Note4students

Mains Paper 3: Economy | Effects of liberalization on the economy

From UPSC perspective, the following things are important:

Prelims level: Current account deficit, Fiscal profligacy

Mains level: Risks associated with India’s CAD and factors affecting it


Context

Sudden reversal of capital flows

  1. Since April, emerging markets (EMs) have been rudely shocked by the sudden reversal of capital flows without any apparent change in economic fundamentals
  2. Financial buffers in EM are much stronger today than they were before the 2013 taper tantrum

Which economies are under pressure?

  1. The ones with large current account deficits and, in turn, high foreign borrowing
  2. Why? There has been a steady decline in policy space because of loose fiscal and, in some cases, monetary policy
  3. Without adequate policy space, the buffers have turned ineffective

Factors influencing Capital inflows

  1. The growth differential with developed markets (DM)
  2. The strength of the US dollar
  • Higher EM-DM growth differential increases inflow, a stronger US dollar lowers it
  • Why? Investing in EM is riskier, higher growth will compensate the risk
  • A stronger dollar raises the cost of funding and therefore investors scale back investment

What happened in April 2018?

  1. Incoming data from the Euro Area and Japan pointed to growth disappointment, but above par growth in the US
  2. The altered dynamics forced the market to reprice US interest rates and the dollar
  3. The consequent tightening of global financial conditions caught investors off guard
  4. Capital outflows from EM ensued and their currencies depreciated

Why are economies struggling even after having buffers?

  1. Along with buffers, Foreign exchange liabilities have also risen and there are limits to the use of reserves
  2. In several, if not all, vulnerable economies, the current account deficit is rising because of growing fiscal and quasi-fiscal deficits
  3. Fiscal profligacy is restraining the space for the economies to grow without increasing foreign borrowing

What needs to be done?

  1. If an EM economy is to maintain or widen the growth differential with DM, it needs to grow faster, requiring more funding
  2. If the government does not reduce its deficit to provide the additional funds, the private sector is forced to borrow more externally, that is, the current account deficit has to widen
  3. The way out is to tighten fiscal policy, even when it might not have been part of the problem so that the private sector has the domestic space to grow

Risks for India

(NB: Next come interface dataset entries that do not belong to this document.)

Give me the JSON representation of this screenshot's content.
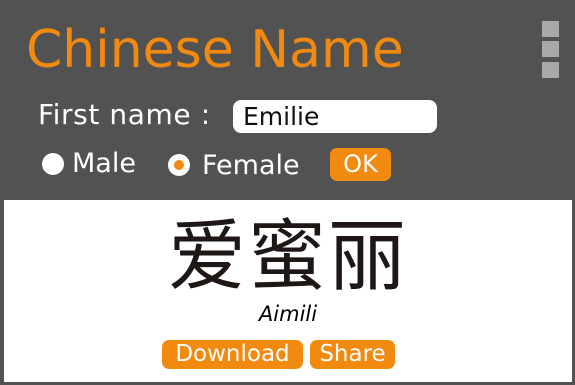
{
  "app": {
    "title": "Chinese Name"
  },
  "form": {
    "first_name_label": "First name :",
    "first_name_value": "Emilie",
    "gender_options": [
      {
        "label": "Male",
        "selected": false
      },
      {
        "label": "Female",
        "selected": true
      }
    ],
    "ok_label": "OK"
  },
  "result": {
    "chinese": "爱蜜丽",
    "pinyin": "Aimili",
    "download_label": "Download",
    "share_label": "Share"
  },
  "icons": {
    "menu": "menu-icon"
  },
  "colors": {
    "accent": "#f18a0e",
    "background": "#525252",
    "panel": "#ffffff",
    "menu_icon": "#a9a9a9"
  }
}
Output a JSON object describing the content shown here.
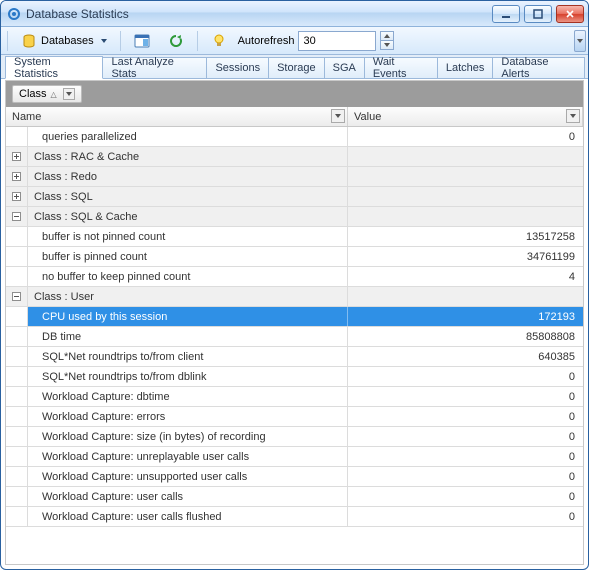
{
  "window": {
    "title": "Database Statistics"
  },
  "toolbar": {
    "databases_label": "Databases",
    "autorefresh_label": "Autorefresh",
    "autorefresh_value": "30"
  },
  "tabs": [
    {
      "label": "System Statistics",
      "active": true
    },
    {
      "label": "Last Analyze Stats",
      "active": false
    },
    {
      "label": "Sessions",
      "active": false
    },
    {
      "label": "Storage",
      "active": false
    },
    {
      "label": "SGA",
      "active": false
    },
    {
      "label": "Wait Events",
      "active": false
    },
    {
      "label": "Latches",
      "active": false
    },
    {
      "label": "Database Alerts",
      "active": false
    }
  ],
  "group_chip": {
    "label": "Class"
  },
  "columns": {
    "name": "Name",
    "value": "Value"
  },
  "rows": [
    {
      "type": "data",
      "indent": true,
      "name": "queries parallelized",
      "value": "0"
    },
    {
      "type": "class",
      "expand": "+",
      "name": "Class : RAC & Cache"
    },
    {
      "type": "class",
      "expand": "+",
      "name": "Class : Redo"
    },
    {
      "type": "class",
      "expand": "+",
      "name": "Class : SQL"
    },
    {
      "type": "class",
      "expand": "-",
      "name": "Class : SQL & Cache"
    },
    {
      "type": "data",
      "indent": true,
      "name": "buffer is not pinned count",
      "value": "13517258"
    },
    {
      "type": "data",
      "indent": true,
      "name": "buffer is pinned count",
      "value": "34761199"
    },
    {
      "type": "data",
      "indent": true,
      "name": "no buffer to keep pinned count",
      "value": "4"
    },
    {
      "type": "class",
      "expand": "-",
      "name": "Class : User"
    },
    {
      "type": "data",
      "indent": true,
      "selected": true,
      "name": "CPU used by this session",
      "value": "172193"
    },
    {
      "type": "data",
      "indent": true,
      "name": "DB time",
      "value": "85808808"
    },
    {
      "type": "data",
      "indent": true,
      "name": "SQL*Net roundtrips to/from client",
      "value": "640385"
    },
    {
      "type": "data",
      "indent": true,
      "name": "SQL*Net roundtrips to/from dblink",
      "value": "0"
    },
    {
      "type": "data",
      "indent": true,
      "name": "Workload Capture: dbtime",
      "value": "0"
    },
    {
      "type": "data",
      "indent": true,
      "name": "Workload Capture: errors",
      "value": "0"
    },
    {
      "type": "data",
      "indent": true,
      "name": "Workload Capture: size (in bytes) of recording",
      "value": "0"
    },
    {
      "type": "data",
      "indent": true,
      "name": "Workload Capture: unreplayable user calls",
      "value": "0"
    },
    {
      "type": "data",
      "indent": true,
      "name": "Workload Capture: unsupported user calls",
      "value": "0"
    },
    {
      "type": "data",
      "indent": true,
      "name": "Workload Capture: user calls",
      "value": "0"
    },
    {
      "type": "data",
      "indent": true,
      "name": "Workload Capture: user calls flushed",
      "value": "0"
    }
  ]
}
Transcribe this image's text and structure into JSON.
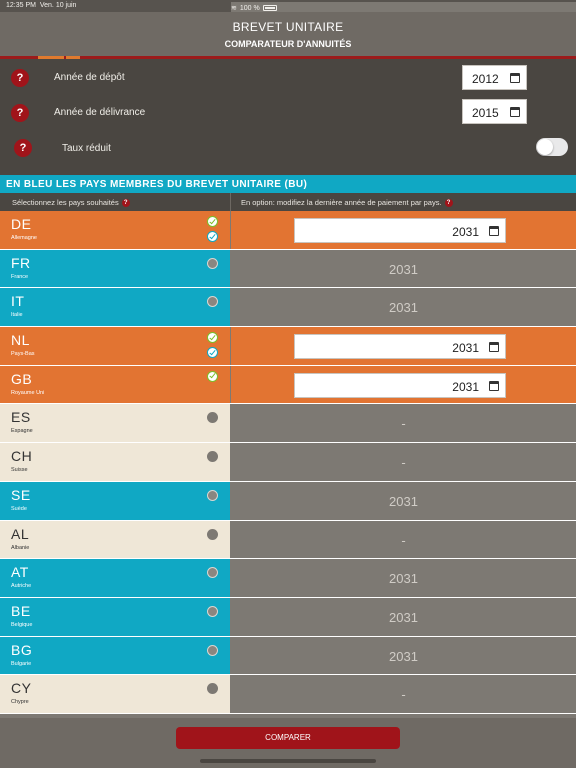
{
  "status_bar": {
    "time": "12:35 PM",
    "date": "Ven. 10 juin",
    "wifi": "wifi-icon",
    "battery": "100 %"
  },
  "header": {
    "title": "BREVET UNITAIRE",
    "subtitle": "COMPARATEUR D'ANNUITÉS"
  },
  "settings": {
    "filing_year_label": "Année de dépôt",
    "filing_year_value": "2012",
    "grant_year_label": "Année de délivrance",
    "grant_year_value": "2015",
    "reduced_rate_label": "Taux réduit",
    "reduced_rate_on": false,
    "help_glyph": "?"
  },
  "banner": "EN BLEU LES PAYS MEMBRES DU BREVET UNITAIRE (BU)",
  "columns": {
    "select_header": "Sélectionnez les pays souhaités",
    "option_header": "En option: modifiez la dernière année de paiement par pays."
  },
  "countries": [
    {
      "code": "DE",
      "name": "Allemagne",
      "state": "selected",
      "bu": true,
      "green": true,
      "blue": true,
      "year": "2031"
    },
    {
      "code": "FR",
      "name": "France",
      "state": "bu",
      "bu": true,
      "year": "2031"
    },
    {
      "code": "IT",
      "name": "Italie",
      "state": "bu",
      "bu": true,
      "year": "2031"
    },
    {
      "code": "NL",
      "name": "Pays-Bas",
      "state": "selected",
      "bu": true,
      "green": true,
      "blue": true,
      "year": "2031"
    },
    {
      "code": "GB",
      "name": "Royaume Uni",
      "state": "selected",
      "bu": false,
      "green": true,
      "blue": false,
      "year": "2031"
    },
    {
      "code": "ES",
      "name": "Espagne",
      "state": "no",
      "bu": false,
      "year": "-"
    },
    {
      "code": "CH",
      "name": "Suisse",
      "state": "no",
      "bu": false,
      "year": "-"
    },
    {
      "code": "SE",
      "name": "Suède",
      "state": "bu",
      "bu": true,
      "year": "2031"
    },
    {
      "code": "AL",
      "name": "Albanie",
      "state": "no",
      "bu": false,
      "year": "-"
    },
    {
      "code": "AT",
      "name": "Autriche",
      "state": "bu",
      "bu": true,
      "year": "2031"
    },
    {
      "code": "BE",
      "name": "Belgique",
      "state": "bu",
      "bu": true,
      "year": "2031"
    },
    {
      "code": "BG",
      "name": "Bulgarie",
      "state": "bu",
      "bu": true,
      "year": "2031"
    },
    {
      "code": "CY",
      "name": "Chypre",
      "state": "no",
      "bu": false,
      "year": "-"
    }
  ],
  "compare_button": "COMPARER",
  "colors": {
    "orange": "#e27432",
    "teal": "#10a8c4",
    "beige": "#efe7d7",
    "red": "#a0141a",
    "gray": "#7d7973"
  }
}
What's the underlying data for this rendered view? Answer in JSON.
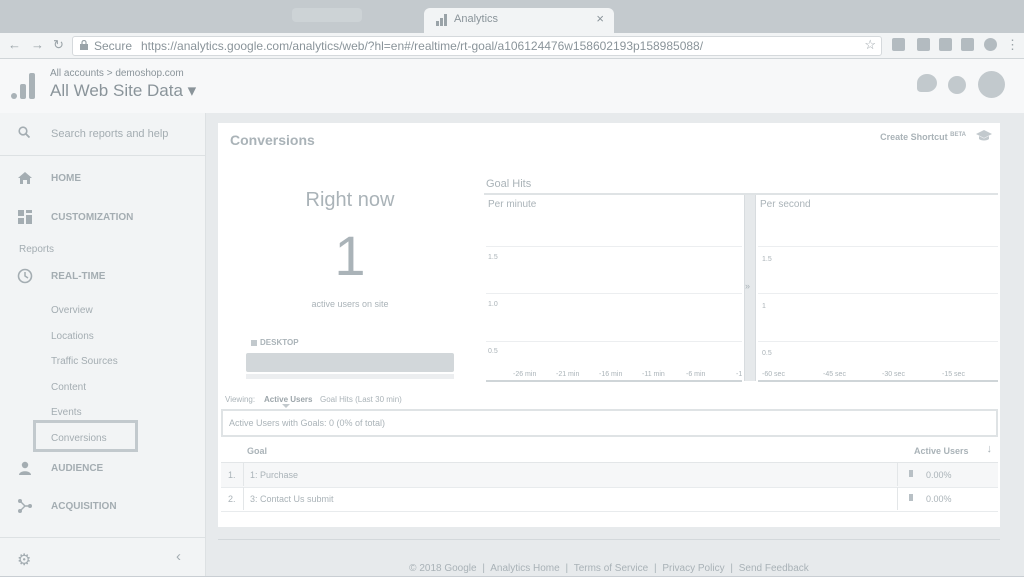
{
  "browser": {
    "tab_title": "Analytics",
    "tab_close": "×",
    "secure_label": "Secure",
    "url": "https://analytics.google.com/analytics/web/?hl=en#/realtime/rt-goal/a106124476w158602193p158985088/"
  },
  "header": {
    "breadcrumb": "All accounts > demoshop.com",
    "view_title": "All Web Site Data",
    "view_caret": "▾"
  },
  "sidebar": {
    "search_placeholder": "Search reports and help",
    "home": "HOME",
    "customization": "CUSTOMIZATION",
    "reports_label": "Reports",
    "realtime": "REAL-TIME",
    "realtime_items": [
      "Overview",
      "Locations",
      "Traffic Sources",
      "Content",
      "Events",
      "Conversions"
    ],
    "audience": "AUDIENCE",
    "acquisition": "ACQUISITION",
    "collapse": "‹"
  },
  "report": {
    "title": "Conversions",
    "create_shortcut": "Create Shortcut",
    "beta": "BETA",
    "right_now": "Right now",
    "active_count": "1",
    "active_label": "active users on site",
    "device_label": "DESKTOP",
    "goal_hits_title": "Goal Hits",
    "per_minute": {
      "label": "Per minute",
      "y_ticks": [
        "1.5",
        "1.0",
        "0.5"
      ],
      "x_ticks": [
        "-26 min",
        "-21 min",
        "-16 min",
        "-11 min",
        "-6 min",
        "-1"
      ]
    },
    "per_second": {
      "label": "Per second",
      "y_ticks": [
        "1.5",
        "1",
        "0.5"
      ],
      "x_ticks": [
        "-60 sec",
        "-45 sec",
        "-30 sec",
        "-15 sec"
      ]
    },
    "splitter_arrow": "»",
    "viewing_label": "Viewing:",
    "view_active": "Active Users",
    "view_goal_hits": "Goal Hits (Last 30 min)",
    "summary": "Active Users with Goals: 0 (0% of total)",
    "table": {
      "col_goal": "Goal",
      "col_active": "Active Users",
      "sort_arrow": "↓",
      "rows": [
        {
          "index": "1.",
          "goal": "1: Purchase",
          "pct": "0.00%"
        },
        {
          "index": "2.",
          "goal": "3: Contact Us submit",
          "pct": "0.00%"
        }
      ]
    }
  },
  "footer": {
    "copyright": "© 2018 Google",
    "links": [
      "Analytics Home",
      "Terms of Service",
      "Privacy Policy",
      "Send Feedback"
    ],
    "separator": "|"
  }
}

  1. India’s overall fiscal deficit (Centre plus state) has remained virtually constant, around 7 percent of GDP since 2013-14
  2. This year also, both the Centre and state deficits are likely to be under pressure with GST collections running below the budgeted run rate
  3. A continued decline in private investment in last 4 years provided the excess domestic savings needed to keep the current account deficit (foreign borrowing) contained at around 1 percent
  4. With the higher budgeted fiscal deficit, even the hint of a recovery in private investment is raising fears of the current account deficit rising sharply

Way forward

  1. Loose fiscal and monetary policies pushed India to the brink of crisis in 2013
  2. If India doesn’t tighten fiscal and monetary policies early and sufficiently, then it too could be heading down the path of its peers
Economic Indicators-GDP, FD,etc
  • Subscribe

    Do not miss important study material

Leave a Reply

Please Login to comment
  Subscribe  
Notify of